Olenderski Park Etnograficzny
The Olender Ethnographic Park in Wielka Nieszawka (ul. Mennonitów 14) is the first museum in Poland dedicated to Olender settlements developing since the sixteenth century. At first, these were the settlers from the Netherlands and Friesland – members of the Protestant Mennonite group who could freely profess their faith in the tolerant Kingdom of Poland. They settled on flood lands and barren lands from Zuławy up the Vistula river to Torun and further to Masovia. With time, the term olender/ oleder (Hollander) has lost its ethnic meaning and started to be also used in relation to other settlers – Germans (Protestants) and Poles (Catholics) who enjoyed the privileges based on the law system introduced originally for the settlers from the Netherlands. The main aim of the Park is to recreate a fragment of the cultural landscape of the Vistula village from the turn of the nineteenth and twentieth centuries. The area of over 5 ha is covered by a reconstructed Olender village of the most characteristic composition, so-called rzedówka bagienna [linear layout]. There are 3 full farms consisting of 6 historical dwelling and farm buildings. They have been transported from the area of Lower Vistula Valley and originate from the eighteenth and nineteenth centuries. These objects are the most valuable, preserved up to today, examples of architecture characteristic for Olender settlements. They are surrounded by farmlands, meadows, gardens and orchards.

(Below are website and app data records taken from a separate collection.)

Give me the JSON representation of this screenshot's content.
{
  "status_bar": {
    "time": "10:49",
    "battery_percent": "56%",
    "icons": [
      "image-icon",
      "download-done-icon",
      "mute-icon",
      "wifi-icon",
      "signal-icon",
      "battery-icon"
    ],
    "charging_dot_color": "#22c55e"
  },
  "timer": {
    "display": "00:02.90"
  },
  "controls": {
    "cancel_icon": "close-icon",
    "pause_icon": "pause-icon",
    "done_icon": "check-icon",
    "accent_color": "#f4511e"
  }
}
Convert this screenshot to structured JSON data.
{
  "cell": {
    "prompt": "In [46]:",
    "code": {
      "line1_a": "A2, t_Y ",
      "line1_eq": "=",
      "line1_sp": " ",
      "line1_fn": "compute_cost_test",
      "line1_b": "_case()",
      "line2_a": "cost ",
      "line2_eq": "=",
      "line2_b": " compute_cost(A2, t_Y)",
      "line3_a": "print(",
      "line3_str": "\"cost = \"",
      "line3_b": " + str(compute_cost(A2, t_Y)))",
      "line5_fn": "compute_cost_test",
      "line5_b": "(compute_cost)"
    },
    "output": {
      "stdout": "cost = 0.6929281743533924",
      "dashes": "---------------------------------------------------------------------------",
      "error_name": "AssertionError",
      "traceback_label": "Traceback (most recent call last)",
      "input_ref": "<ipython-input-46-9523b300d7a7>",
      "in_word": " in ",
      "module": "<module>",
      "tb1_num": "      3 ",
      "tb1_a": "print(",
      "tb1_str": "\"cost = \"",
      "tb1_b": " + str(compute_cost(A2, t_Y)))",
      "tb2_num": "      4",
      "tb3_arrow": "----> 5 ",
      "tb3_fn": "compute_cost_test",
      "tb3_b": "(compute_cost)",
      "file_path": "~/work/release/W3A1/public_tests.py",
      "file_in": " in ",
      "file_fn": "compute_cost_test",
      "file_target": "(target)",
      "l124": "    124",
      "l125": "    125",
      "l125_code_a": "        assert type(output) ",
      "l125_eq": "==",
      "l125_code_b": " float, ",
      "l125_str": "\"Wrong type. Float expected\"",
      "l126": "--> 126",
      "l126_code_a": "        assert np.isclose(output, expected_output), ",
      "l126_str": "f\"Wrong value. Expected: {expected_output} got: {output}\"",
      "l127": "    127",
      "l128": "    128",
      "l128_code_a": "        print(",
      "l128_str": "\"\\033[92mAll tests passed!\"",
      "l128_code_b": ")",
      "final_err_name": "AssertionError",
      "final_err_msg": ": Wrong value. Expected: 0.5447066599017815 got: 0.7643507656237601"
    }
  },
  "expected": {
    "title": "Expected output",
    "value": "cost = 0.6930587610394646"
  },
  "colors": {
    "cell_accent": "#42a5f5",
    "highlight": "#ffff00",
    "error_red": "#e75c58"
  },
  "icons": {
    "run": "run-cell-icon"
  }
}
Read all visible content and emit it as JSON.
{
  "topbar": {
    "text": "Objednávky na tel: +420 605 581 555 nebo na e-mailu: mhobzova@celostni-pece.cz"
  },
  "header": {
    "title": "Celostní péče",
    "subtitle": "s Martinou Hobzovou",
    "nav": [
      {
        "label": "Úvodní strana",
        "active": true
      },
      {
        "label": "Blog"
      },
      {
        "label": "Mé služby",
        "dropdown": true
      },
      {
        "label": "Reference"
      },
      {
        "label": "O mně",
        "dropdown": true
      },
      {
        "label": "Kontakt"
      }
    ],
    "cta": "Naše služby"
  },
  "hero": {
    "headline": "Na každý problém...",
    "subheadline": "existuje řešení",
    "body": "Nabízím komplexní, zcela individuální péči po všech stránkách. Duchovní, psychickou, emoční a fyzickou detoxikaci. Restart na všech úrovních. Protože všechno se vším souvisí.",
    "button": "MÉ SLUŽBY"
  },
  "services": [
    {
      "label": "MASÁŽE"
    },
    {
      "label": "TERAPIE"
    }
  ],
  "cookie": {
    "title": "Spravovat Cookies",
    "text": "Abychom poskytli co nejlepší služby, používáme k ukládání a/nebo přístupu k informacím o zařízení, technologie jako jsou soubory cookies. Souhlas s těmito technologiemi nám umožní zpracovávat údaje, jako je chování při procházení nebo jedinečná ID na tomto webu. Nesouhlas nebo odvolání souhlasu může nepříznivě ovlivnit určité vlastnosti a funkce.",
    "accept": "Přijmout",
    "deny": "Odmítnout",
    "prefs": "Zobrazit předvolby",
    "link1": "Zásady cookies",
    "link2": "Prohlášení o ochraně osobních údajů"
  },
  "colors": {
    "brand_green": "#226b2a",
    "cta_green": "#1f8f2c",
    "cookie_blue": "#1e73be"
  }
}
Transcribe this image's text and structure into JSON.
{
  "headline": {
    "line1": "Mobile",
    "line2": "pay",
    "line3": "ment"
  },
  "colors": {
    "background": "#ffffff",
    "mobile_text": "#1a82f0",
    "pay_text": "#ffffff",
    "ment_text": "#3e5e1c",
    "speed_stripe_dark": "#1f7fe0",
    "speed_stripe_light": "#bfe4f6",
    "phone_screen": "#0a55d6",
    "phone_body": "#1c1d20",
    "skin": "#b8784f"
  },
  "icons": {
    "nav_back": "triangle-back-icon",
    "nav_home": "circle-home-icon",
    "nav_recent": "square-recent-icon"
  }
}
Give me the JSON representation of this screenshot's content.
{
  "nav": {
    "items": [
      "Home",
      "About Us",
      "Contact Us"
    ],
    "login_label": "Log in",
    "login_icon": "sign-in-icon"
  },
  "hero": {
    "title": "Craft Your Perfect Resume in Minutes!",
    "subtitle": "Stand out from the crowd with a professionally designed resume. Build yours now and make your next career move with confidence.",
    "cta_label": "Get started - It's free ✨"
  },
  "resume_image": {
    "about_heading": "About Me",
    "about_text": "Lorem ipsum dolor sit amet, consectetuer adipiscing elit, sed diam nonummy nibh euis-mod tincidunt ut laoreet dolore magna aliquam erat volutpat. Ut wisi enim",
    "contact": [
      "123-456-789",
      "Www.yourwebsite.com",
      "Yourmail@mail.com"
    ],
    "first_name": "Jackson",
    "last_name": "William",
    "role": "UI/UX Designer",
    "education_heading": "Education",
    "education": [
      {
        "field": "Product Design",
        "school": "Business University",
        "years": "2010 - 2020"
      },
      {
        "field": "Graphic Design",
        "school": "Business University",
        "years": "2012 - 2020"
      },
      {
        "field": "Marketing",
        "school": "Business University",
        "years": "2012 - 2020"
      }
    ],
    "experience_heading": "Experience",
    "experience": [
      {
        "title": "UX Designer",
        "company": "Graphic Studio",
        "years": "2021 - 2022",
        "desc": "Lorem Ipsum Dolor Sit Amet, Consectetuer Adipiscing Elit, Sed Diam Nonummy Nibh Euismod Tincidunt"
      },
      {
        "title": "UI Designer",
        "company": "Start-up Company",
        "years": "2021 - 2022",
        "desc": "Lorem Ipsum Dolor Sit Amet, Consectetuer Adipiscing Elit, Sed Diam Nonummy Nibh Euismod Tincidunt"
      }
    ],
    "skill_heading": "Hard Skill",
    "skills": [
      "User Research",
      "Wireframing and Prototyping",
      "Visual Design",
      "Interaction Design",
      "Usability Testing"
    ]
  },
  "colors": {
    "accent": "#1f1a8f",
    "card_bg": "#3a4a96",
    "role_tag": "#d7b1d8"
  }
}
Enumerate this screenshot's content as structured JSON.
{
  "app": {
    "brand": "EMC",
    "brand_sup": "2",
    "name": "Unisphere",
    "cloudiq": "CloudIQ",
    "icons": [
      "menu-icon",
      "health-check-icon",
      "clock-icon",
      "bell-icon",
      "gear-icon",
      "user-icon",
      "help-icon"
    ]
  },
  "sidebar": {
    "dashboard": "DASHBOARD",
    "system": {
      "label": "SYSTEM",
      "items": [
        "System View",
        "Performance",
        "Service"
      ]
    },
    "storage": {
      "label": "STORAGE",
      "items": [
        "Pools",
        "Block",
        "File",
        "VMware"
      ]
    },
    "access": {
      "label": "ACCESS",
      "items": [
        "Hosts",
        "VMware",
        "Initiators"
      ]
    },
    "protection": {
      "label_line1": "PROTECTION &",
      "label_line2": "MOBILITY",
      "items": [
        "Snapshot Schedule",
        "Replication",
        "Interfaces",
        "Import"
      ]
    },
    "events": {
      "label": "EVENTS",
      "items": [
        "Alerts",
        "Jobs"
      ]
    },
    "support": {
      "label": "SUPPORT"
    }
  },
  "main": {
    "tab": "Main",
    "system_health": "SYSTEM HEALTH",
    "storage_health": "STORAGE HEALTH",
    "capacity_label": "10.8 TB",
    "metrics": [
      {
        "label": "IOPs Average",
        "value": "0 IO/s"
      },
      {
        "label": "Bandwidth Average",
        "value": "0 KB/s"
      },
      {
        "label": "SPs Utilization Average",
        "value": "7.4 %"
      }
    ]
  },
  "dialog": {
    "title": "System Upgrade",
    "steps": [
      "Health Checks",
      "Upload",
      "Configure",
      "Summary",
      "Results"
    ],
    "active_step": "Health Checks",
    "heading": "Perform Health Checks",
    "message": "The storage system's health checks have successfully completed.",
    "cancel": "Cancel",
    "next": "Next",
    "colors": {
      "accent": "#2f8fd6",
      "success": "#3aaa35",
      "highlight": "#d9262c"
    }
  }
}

The road which connects the farms was planted with fruit trees, the dehydration channels with willows and the settlements with high farmhouse green.